Norway's prime minister Jens Stoltenberg has apologised in Parliament after an official report revealed that several lives could have been saved had police responded more promptly to Anders Behring Breivik's terrorist attacks.
A government-appointed commission reported that Norwegian police and intelligence services made several mistakes, leading to "unacceptable" delays in their response to Breivik's bomb and gun rampage which killed 77 people last July.
The July 22 Commission, named after the day on which the attacks took place, also found that the government building bombed by Breivik could have been better protected, and the right-wing extremist should have been stopped before he reached Utoya island - where he went on to shoot dead 69 people.
"For this I apologise," said Stoltenberg, speaking in front of the Storting, Norway's unicameral parliament.
Stoltenberg also announced the creation of a new emergency centre and other improvements to Norway's security system.
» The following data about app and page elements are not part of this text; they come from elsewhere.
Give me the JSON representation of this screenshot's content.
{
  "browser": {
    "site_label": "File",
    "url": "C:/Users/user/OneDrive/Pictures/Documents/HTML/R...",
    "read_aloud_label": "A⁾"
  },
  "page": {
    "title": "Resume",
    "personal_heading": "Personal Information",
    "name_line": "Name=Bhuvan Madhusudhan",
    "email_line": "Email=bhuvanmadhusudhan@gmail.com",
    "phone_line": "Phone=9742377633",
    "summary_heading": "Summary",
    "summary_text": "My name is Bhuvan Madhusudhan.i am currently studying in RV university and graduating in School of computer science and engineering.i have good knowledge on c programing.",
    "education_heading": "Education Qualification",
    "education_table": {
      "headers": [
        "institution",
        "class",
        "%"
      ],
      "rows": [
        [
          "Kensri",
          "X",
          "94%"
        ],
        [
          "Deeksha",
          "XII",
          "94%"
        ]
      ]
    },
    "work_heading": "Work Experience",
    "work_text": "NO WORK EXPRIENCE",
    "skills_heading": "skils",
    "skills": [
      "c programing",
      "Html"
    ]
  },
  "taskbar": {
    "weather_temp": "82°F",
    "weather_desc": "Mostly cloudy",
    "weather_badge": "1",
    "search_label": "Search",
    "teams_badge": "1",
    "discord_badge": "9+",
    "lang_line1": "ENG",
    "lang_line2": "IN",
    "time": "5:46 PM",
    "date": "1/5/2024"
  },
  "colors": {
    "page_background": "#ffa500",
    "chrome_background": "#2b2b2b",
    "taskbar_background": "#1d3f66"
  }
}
When the report was published on 13 August, large sections of Norway's press demanded Stoltenberg's resignation. Newspaper VG wrote that "a more devastating verdict on our government could not have been made."
The report's principal findings have since been seconded by Mette Yvonne Larsen, one of the lawyers representing Breivik's victims at his trial, who said that several lives were lost because of police incompetence on the day of the attacks.
The police Swat squad arrived at the Island of Utoya more than an hour after Breivik had started shooting at people attending a Norwegian Labour party youth camp. The squad arrived from Oslo by car and not by helicopter, and got stuck while crossing the lake to reach the island - in fact their boat almost sank because it was too small for its load.
On 24 August Anders Behring Breivik was sentenced to 21 years in jail by Oslo district court, after the five judges unanimously concluded that he was sane when he carried out the attacks.